That combination of size and speed has made Clowney arguably the most highly coveted player in the Class of 2011. He's ranked number one at his position on Rivals.com, Scout.com and 247Sports. He's the embodiment of what analysts refer to as a physical specimen, power cleaning 300 pounds and possessing a 36 inch vertical leap. Scouts have likened him to former Titans and Eagles DE Jevon Kearse for his physically imposing build.
"The buzz don't bother me," he says of his much ballyhooed potential.
It's tantalized college coaches, though, many of whom are engaged in an all-out recruiting frenzy for his services. He's been targeted by Nick Saban, Steve Spurrier and Les Miles, among others, and has received scholarship offers from nearly every perennial BCS powerhouse. Despite speculation that he's favoring Alabama and hometown South Carolina, he's careful not to reveal where he is leaning.
"I don't have a top [choice] right now," he says.

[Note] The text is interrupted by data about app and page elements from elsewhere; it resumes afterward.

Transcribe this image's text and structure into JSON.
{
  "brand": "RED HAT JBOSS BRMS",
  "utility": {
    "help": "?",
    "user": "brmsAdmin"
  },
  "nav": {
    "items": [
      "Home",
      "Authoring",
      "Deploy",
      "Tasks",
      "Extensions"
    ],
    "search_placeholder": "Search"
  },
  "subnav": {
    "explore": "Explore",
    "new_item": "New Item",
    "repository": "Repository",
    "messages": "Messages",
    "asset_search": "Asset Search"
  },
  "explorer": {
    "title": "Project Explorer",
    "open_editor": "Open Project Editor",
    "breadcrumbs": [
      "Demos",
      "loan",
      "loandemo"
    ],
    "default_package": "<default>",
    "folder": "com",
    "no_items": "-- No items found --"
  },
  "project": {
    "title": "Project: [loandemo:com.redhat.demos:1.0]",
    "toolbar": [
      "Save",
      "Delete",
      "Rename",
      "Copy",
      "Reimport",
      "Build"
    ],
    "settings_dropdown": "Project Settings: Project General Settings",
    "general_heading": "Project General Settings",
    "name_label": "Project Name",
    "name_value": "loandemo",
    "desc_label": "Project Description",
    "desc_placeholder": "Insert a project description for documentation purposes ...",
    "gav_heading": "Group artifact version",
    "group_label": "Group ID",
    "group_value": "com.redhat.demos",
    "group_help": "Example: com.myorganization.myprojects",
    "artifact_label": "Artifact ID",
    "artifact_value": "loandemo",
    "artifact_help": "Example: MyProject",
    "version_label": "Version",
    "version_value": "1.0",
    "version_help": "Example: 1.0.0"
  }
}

Clowney prides himself most on his pass-rushing abilities, powering his way to 19.5 sacks and 128 tackles through an 11-1 mark in his senior season. He's been a turnover magnet, contributing 10 forced fumbles and an interception. Along with his role in the Stallions' state championship campaign in 2008, those numbers have cemented his position as a bona fide blue-chipper.
His situation has been less stable at home. His father, David Morgan, spent 12 years in prison after pleading guilty to a robbery charge in 1995 and was absent for most of his childhood. Clowney says they've become close since his return, as Morgan continues to stress the importance of learning from his mistakes. Morgan's also pushing his son to keep training in preparation for his time on campus, though his biggest motivation emanates from the stands.

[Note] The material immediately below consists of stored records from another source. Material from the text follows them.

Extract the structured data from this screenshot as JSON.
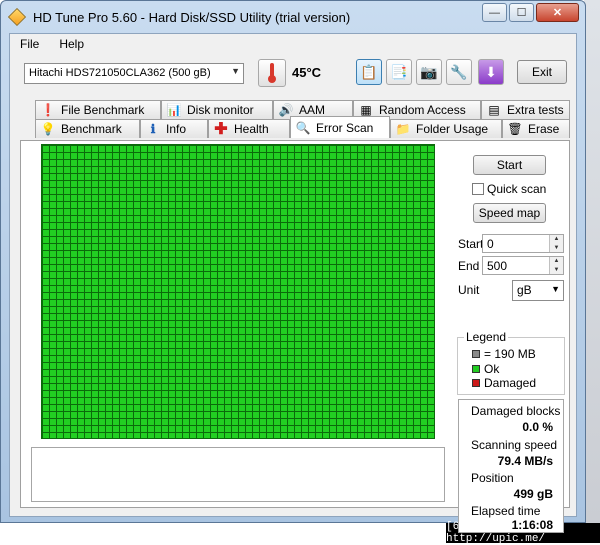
{
  "window": {
    "title": "HD Tune Pro 5.60 - Hard Disk/SSD Utility (trial version)",
    "min_label": "—",
    "max_label": "☐",
    "close_label": "✕"
  },
  "menu": {
    "file_label": "File",
    "help_label": "Help"
  },
  "toolbar": {
    "drive": "Hitachi HDS721050CLA362 (500 gB)",
    "temperature": "45°C",
    "exit_label": "Exit"
  },
  "tabs": {
    "top": [
      "File Benchmark",
      "Disk monitor",
      "AAM",
      "Random Access",
      "Extra tests"
    ],
    "bottom": [
      "Benchmark",
      "Info",
      "Health",
      "Error Scan",
      "Folder Usage",
      "Erase"
    ],
    "active": "Error Scan"
  },
  "scan": {
    "start_label": "Start",
    "quick_scan_label": "Quick scan",
    "speed_map_label": "Speed map",
    "start_field_label": "Start",
    "start_value": "0",
    "end_field_label": "End",
    "end_value": "500",
    "unit_label": "Unit",
    "unit_value": "gB"
  },
  "legend": {
    "title": "Legend",
    "items": [
      {
        "label": "= 190 MB",
        "color": "#8a8a8a"
      },
      {
        "label": "Ok",
        "color": "#22cc22"
      },
      {
        "label": "Damaged",
        "color": "#cc1a1a"
      }
    ]
  },
  "stats": {
    "damaged_label": "Damaged blocks",
    "damaged_value": "0.0 %",
    "speed_label": "Scanning speed",
    "speed_value": "79.4 MB/s",
    "position_label": "Position",
    "position_value": "499 gB",
    "elapsed_label": "Elapsed time",
    "elapsed_value": "1:16:08"
  },
  "watermark": "[609x532] http://upic.me/",
  "colors": {
    "block_ok": "#22cf22",
    "grid_line": "#0b6b0b"
  }
}
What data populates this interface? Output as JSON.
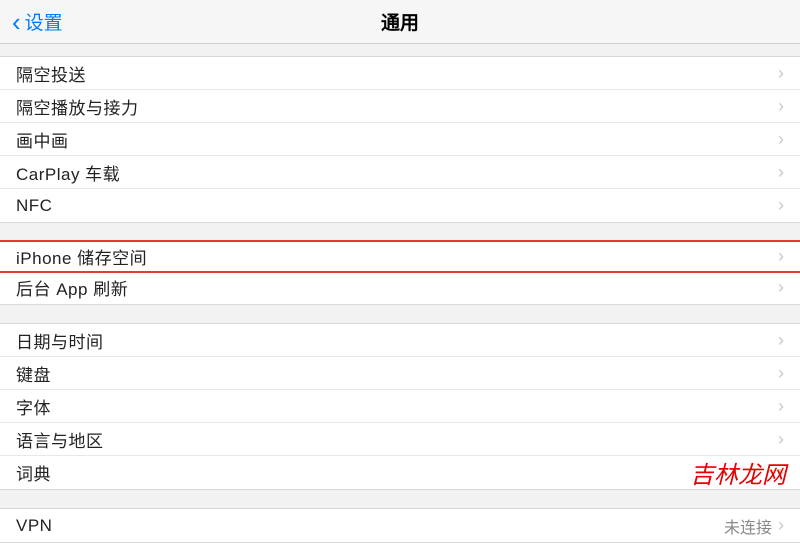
{
  "header": {
    "back_label": "设置",
    "title": "通用"
  },
  "groups": [
    {
      "items": [
        {
          "label": "隔空投送"
        },
        {
          "label": "隔空播放与接力"
        },
        {
          "label": "画中画"
        },
        {
          "label": "CarPlay 车载"
        },
        {
          "label": "NFC"
        }
      ]
    },
    {
      "items": [
        {
          "label": "iPhone 储存空间",
          "highlighted": true
        },
        {
          "label": "后台 App 刷新"
        }
      ]
    },
    {
      "items": [
        {
          "label": "日期与时间"
        },
        {
          "label": "键盘"
        },
        {
          "label": "字体"
        },
        {
          "label": "语言与地区"
        },
        {
          "label": "词典"
        }
      ]
    },
    {
      "items": [
        {
          "label": "VPN",
          "value": "未连接"
        }
      ]
    }
  ],
  "watermark": "吉林龙网"
}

"I love the fans," he says. "I play harder when they scream."
They'll scream even louder -- either in agony or ecstasy -- when he likely commits on National Signing Day in February. Clowney is expected to have an immediate impact wherever he lands, citing early playing time as a major factor in his decision. He could become the defensive centerpiece for a national championship contender in just his freshman year.
Beyond that, his sights are focused on the future. He views his collegiate experience as the requisite next step in what could be a lengthy, and decorated, football career.
"My goal is playing in the NFL," he says. "That's all I ever want."